Julius Caesar recruits two new legions to face the threat, but groups from several local tribes join the Helvetii, including the Latobrigi, Raurici, and Tulingi, making them one of the largest and most powerful forces in all of Gaul. They also unite themselves to the Boii who have crossed the Rhine to assault the Taurisci. As the Helvetii and their allies depart, they burn their villages and any food stocks that cannot be carried. The statement is clear - they do not intend to return. After some skirmishing, the Helvetii and the Romans face each other at the Battle of Bibracte in 58 BC, just outside the Aeduii oppidum of the same name. The Helvetii are mercilessly crushed by the six Roman legions. Perhaps two thirds of their number, men, women and children, are killed on the day, while another 20,000 are killed in the subsequent pursuit.

Battle of Bibracte Romans
The Roman troops of Julius Caesar prepare to face the Helvetii and their allies (which included 14,000 Latobrigi) at the Battle of Bibracte in 58 BC, outside the oppidum of the Aeduii tribe

The shattered remnants of the Helvetii and their allies are forced back to their homeland, but having been greatly reduced, they will be unable to fight off Germanic incursions that could also threaten Gaul.
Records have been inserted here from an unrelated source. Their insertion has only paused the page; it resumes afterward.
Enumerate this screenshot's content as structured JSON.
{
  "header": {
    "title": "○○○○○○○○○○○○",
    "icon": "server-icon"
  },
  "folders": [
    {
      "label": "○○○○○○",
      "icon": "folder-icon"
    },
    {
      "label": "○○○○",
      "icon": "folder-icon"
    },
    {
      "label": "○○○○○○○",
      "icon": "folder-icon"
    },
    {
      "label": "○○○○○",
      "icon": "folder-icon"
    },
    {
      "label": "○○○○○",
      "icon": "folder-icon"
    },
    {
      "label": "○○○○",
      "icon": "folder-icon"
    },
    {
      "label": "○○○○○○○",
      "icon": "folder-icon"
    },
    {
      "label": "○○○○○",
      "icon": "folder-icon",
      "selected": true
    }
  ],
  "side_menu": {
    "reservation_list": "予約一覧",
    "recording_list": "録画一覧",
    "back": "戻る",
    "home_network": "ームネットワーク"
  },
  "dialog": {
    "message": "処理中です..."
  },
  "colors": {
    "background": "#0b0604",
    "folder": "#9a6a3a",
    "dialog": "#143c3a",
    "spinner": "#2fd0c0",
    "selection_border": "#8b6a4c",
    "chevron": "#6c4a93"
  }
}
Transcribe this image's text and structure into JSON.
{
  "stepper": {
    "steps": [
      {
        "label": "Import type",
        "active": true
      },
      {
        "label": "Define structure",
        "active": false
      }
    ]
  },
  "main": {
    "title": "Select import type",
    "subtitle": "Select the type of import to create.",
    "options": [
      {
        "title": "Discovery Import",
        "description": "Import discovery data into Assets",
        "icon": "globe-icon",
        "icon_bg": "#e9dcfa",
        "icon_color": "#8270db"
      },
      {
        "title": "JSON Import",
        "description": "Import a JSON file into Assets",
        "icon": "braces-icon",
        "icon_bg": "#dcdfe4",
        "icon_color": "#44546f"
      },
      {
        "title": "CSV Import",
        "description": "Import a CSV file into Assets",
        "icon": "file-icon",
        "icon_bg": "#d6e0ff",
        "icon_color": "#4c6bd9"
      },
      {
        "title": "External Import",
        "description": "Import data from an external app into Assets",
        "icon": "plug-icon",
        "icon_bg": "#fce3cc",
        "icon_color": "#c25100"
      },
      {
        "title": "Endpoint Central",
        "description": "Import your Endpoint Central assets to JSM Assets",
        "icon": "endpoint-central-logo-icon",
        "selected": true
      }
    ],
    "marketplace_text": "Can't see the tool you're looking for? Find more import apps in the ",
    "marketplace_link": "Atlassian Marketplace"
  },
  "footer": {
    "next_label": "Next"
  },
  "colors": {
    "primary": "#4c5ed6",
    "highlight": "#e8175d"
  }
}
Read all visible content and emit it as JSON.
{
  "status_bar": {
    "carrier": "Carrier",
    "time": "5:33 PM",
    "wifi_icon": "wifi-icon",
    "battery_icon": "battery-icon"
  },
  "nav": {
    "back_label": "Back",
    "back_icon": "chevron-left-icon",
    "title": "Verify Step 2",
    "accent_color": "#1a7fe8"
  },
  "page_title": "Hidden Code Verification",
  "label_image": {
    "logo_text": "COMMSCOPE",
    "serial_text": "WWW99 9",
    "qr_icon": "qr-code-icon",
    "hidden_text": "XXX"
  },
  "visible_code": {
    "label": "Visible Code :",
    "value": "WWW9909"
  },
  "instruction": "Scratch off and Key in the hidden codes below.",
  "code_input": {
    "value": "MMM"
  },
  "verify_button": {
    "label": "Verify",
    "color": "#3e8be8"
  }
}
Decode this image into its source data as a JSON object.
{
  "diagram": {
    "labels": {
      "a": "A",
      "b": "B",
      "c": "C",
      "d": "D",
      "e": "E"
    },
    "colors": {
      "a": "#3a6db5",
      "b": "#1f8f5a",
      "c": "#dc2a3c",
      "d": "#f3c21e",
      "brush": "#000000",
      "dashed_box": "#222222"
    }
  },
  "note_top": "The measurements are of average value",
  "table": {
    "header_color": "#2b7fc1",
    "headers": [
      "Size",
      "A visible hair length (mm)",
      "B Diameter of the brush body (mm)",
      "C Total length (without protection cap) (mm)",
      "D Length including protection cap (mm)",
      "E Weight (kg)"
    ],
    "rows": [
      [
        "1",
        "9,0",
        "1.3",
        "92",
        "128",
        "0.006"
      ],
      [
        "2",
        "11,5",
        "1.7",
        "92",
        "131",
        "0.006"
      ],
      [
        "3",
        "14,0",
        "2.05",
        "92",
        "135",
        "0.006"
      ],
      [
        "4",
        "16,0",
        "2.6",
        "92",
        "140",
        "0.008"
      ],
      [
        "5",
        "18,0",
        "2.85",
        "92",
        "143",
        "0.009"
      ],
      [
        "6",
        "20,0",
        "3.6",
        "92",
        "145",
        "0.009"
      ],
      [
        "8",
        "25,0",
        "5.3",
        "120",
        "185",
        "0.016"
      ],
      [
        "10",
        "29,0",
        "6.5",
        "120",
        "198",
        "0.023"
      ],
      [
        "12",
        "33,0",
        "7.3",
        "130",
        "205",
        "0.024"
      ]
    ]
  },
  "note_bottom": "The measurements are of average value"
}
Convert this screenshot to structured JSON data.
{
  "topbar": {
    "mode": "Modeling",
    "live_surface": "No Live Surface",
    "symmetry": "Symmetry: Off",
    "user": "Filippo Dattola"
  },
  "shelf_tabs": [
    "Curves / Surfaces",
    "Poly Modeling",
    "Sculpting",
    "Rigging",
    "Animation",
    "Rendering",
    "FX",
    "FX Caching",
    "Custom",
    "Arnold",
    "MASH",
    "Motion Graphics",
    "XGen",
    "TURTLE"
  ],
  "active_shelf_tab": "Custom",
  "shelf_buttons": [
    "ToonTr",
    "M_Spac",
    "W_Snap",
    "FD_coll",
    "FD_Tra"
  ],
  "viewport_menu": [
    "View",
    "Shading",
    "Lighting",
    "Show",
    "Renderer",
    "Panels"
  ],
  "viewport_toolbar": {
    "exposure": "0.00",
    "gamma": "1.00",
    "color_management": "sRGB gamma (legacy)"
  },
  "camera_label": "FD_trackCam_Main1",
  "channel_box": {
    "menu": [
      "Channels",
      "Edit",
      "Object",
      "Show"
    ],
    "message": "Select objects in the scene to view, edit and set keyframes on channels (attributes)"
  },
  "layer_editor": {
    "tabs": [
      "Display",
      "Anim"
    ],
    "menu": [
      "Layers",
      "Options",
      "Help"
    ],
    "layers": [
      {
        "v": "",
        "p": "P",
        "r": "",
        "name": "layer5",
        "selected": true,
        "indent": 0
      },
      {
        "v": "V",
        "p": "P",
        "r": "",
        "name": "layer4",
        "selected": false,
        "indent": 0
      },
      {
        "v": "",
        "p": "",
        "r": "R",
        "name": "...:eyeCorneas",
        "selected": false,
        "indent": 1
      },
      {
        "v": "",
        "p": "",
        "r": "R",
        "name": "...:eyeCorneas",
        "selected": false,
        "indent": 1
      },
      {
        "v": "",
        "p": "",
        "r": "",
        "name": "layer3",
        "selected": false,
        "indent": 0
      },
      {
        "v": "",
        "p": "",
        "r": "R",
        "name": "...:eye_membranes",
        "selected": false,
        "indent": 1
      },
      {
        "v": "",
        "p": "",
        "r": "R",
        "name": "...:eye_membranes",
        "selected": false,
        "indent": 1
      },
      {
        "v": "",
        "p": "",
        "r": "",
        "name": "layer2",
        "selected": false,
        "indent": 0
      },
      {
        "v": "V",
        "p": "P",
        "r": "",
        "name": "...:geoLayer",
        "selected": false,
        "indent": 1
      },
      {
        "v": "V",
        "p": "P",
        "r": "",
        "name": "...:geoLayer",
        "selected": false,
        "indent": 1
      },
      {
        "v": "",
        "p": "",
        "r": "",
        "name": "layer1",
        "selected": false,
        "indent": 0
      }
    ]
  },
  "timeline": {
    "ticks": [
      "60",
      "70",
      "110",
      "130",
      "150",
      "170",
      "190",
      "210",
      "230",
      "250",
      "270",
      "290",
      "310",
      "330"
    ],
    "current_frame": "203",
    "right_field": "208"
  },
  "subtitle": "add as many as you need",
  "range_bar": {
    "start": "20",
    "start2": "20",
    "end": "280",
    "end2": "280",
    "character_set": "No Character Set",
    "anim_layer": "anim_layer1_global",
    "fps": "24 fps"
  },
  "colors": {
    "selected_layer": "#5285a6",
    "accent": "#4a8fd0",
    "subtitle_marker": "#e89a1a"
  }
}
Julius Caesar allows the relatively hospitable Boii to settle a buffer zone to the north of the Helvetii and east of the Aeduii, but even this shift leaves gaps for Germanic incursions, and one such incursion is already underway to the north. Caesar receives a federation of chiefs from tribes that include the Sequani, all of whom are suffering thanks to the Suebic invasion under Ariovistus. It is this campaign and its mixed outcome, despite victory in battle, that triggers Julius Caesar's campaigns in Gaul from this point onwards, which result in the eventual annexation of the entire land into the Roman state. Following that, the history of Gaul's population of Celts is tied to that of the empire.

25 - 15 BC

Augustus determines that the Alpine tribes need to be pacified in order to end their warlike behaviour, alternately attacking or extracting money from Romans who pass through the region, even when they have armies in tow. He wages a steady, determined campaign against them, and in a period of ten years he 'pacifies the Alps all the way from the Adriatic to the Tyrrhenian seas' (written by Augustus himself). The Brigantii and their immediate neighbours are defeated by 15 BC, although whether or not this includes the Latobrigi is unclear. It is just as possible that they had been subdued by the Roman victory in Gaul in the 50s BC.

14 BC

Emperor Augustus creates the province of Alpes Maritimae (the maritime, or seaward, Alps). It has its capital at Cemenelum (modern Nice, although this is switched in 297 to Civitas Ebrodunensium, modern Embrun).